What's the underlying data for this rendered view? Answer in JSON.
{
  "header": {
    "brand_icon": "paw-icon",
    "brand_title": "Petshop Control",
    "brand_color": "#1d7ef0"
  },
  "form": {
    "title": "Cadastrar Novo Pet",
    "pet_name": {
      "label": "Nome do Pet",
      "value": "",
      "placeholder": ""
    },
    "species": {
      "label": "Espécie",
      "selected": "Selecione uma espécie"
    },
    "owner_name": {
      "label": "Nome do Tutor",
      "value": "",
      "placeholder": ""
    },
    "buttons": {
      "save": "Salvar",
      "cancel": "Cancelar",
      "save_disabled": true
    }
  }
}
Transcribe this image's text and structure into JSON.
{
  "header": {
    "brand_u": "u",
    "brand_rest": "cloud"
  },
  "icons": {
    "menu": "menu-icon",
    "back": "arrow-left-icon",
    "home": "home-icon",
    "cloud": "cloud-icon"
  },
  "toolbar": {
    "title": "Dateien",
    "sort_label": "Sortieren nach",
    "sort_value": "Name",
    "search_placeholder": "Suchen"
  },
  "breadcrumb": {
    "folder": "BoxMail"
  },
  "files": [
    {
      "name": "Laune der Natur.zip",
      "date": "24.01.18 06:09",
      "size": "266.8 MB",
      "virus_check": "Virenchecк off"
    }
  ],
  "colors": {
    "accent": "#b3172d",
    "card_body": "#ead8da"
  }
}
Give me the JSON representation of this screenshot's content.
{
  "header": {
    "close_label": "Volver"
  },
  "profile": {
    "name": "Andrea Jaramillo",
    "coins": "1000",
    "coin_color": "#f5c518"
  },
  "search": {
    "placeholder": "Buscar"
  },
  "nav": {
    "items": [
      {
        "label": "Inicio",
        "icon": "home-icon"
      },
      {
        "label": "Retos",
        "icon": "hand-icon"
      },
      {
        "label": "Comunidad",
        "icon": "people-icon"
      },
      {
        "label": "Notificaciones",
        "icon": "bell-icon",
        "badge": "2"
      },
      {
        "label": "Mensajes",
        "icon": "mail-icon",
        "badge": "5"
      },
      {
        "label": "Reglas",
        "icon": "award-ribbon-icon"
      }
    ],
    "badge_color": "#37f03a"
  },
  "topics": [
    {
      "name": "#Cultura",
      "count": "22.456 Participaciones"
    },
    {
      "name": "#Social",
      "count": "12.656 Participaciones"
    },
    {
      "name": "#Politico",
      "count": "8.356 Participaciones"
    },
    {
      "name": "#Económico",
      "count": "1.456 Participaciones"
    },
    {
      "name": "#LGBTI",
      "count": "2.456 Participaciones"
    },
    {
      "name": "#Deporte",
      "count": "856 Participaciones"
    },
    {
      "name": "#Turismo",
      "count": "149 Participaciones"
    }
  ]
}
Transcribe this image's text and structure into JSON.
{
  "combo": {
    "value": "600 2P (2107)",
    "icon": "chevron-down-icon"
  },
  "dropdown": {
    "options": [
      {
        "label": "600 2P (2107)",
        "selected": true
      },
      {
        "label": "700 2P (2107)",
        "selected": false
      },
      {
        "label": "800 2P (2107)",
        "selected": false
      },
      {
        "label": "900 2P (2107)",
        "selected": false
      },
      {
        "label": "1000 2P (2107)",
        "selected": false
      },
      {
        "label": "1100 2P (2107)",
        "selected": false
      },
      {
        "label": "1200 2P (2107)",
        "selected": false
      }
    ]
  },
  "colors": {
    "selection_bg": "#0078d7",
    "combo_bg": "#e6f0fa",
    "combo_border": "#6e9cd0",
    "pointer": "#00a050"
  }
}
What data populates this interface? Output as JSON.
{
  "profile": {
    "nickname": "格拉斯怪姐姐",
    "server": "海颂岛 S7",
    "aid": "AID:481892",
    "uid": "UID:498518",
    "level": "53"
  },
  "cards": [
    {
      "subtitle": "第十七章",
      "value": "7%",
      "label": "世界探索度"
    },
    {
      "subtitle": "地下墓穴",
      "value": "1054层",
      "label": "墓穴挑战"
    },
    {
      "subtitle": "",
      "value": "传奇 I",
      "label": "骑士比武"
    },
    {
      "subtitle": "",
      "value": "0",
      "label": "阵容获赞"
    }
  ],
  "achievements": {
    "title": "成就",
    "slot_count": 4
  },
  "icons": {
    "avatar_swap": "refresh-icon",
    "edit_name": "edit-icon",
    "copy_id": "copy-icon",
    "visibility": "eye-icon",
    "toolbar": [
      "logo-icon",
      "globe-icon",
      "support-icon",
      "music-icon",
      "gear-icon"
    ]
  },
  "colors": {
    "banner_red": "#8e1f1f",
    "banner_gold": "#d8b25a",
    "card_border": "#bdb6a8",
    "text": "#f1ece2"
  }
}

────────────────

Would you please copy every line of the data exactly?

Exercise solution:
What's the underlying data for this rendered view? Answer in JSON.
{
  "header": {
    "brand_icon": "paw-icon",
    "brand_title": "Petshop Control",
    "brand_color": "#1d7ef0"
  },
  "form": {
    "title": "Cadastrar Novo Pet",
    "pet_name": {
      "label": "Nome do Pet",
      "value": "",
      "placeholder": ""
    },
    "species": {
      "label": "Espécie",
      "selected": "Selecione uma espécie"
    },
    "owner_name": {
      "label": "Nome do Tutor",
      "value": "",
      "placeholder": ""
    },
    "buttons": {
      "save": "Salvar",
      "cancel": "Cancelar",
      "save_disabled": true
    }
  }
}
Transcribe this image's text and structure into JSON.
{
  "header": {
    "brand_u": "u",
    "brand_rest": "cloud"
  },
  "icons": {
    "menu": "menu-icon",
    "back": "arrow-left-icon",
    "home": "home-icon",
    "cloud": "cloud-icon"
  },
  "toolbar": {
    "title": "Dateien",
    "sort_label": "Sortieren nach",
    "sort_value": "Name",
    "search_placeholder": "Suchen"
  },
  "breadcrumb": {
    "folder": "BoxMail"
  },
  "files": [
    {
      "name": "Laune der Natur.zip",
      "date": "24.01.18 06:09",
      "size": "266.8 MB",
      "virus_check": "Virenchecк off"
    }
  ],
  "colors": {
    "accent": "#b3172d",
    "card_body": "#ead8da"
  }
}
Give me the JSON representation of this screenshot's content.
{
  "header": {
    "close_label": "Volver"
  },
  "profile": {
    "name": "Andrea Jaramillo",
    "coins": "1000",
    "coin_color": "#f5c518"
  },
  "search": {
    "placeholder": "Buscar"
  },
  "nav": {
    "items": [
      {
        "label": "Inicio",
        "icon": "home-icon"
      },
      {
        "label": "Retos",
        "icon": "hand-icon"
      },
      {
        "label": "Comunidad",
        "icon": "people-icon"
      },
      {
        "label": "Notificaciones",
        "icon": "bell-icon",
        "badge": "2"
      },
      {
        "label": "Mensajes",
        "icon": "mail-icon",
        "badge": "5"
      },
      {
        "label": "Reglas",
        "icon": "award-ribbon-icon"
      }
    ],
    "badge_color": "#37f03a"
  },
  "topics": [
    {
      "name": "#Cultura",
      "count": "22.456 Participaciones"
    },
    {
      "name": "#Social",
      "count": "12.656 Participaciones"
    },
    {
      "name": "#Politico",
      "count": "8.356 Participaciones"
    },
    {
      "name": "#Económico",
      "count": "1.456 Participaciones"
    },
    {
      "name": "#LGBTI",
      "count": "2.456 Participaciones"
    },
    {
      "name": "#Deporte",
      "count": "856 Participaciones"
    },
    {
      "name": "#Turismo",
      "count": "149 Participaciones"
    }
  ]
}
Transcribe this image's text and structure into JSON.
{
  "combo": {
    "value": "600 2P (2107)",
    "icon": "chevron-down-icon"
  },
  "dropdown": {
    "options": [
      {
        "label": "600 2P (2107)",
        "selected": true
      },
      {
        "label": "700 2P (2107)",
        "selected": false
      },
      {
        "label": "800 2P (2107)",
        "selected": false
      },
      {
        "label": "900 2P (2107)",
        "selected": false
      },
      {
        "label": "1000 2P (2107)",
        "selected": false
      },
      {
        "label": "1100 2P (2107)",
        "selected": false
      },
      {
        "label": "1200 2P (2107)",
        "selected": false
      }
    ]
  },
  "colors": {
    "selection_bg": "#0078d7",
    "combo_bg": "#e6f0fa",
    "combo_border": "#6e9cd0",
    "pointer": "#00a050"
  }
}
What data populates this interface? Output as JSON.
{
  "profile": {
    "nickname": "格拉斯怪姐姐",
    "server": "海颂岛 S7",
    "aid": "AID:481892",
    "uid": "UID:498518",
    "level": "53"
  },
  "cards": [
    {
      "subtitle": "第十七章",
      "value": "7%",
      "label": "世界探索度"
    },
    {
      "subtitle": "地下墓穴",
      "value": "1054层",
      "label": "墓穴挑战"
    },
    {
      "subtitle": "",
      "value": "传奇 I",
      "label": "骑士比武"
    },
    {
      "subtitle": "",
      "value": "0",
      "label": "阵容获赞"
    }
  ],
  "achievements": {
    "title": "成就",
    "slot_count": 4
  },
  "icons": {
    "avatar_swap": "refresh-icon",
    "edit_name": "edit-icon",
    "copy_id": "copy-icon",
    "visibility": "eye-icon",
    "toolbar": [
      "logo-icon",
      "globe-icon",
      "support-icon",
      "music-icon",
      "gear-icon"
    ]
  },
  "colors": {
    "banner_red": "#8e1f1f",
    "banner_gold": "#d8b25a",
    "card_border": "#bdb6a8",
    "text": "#f1ece2"
  }
}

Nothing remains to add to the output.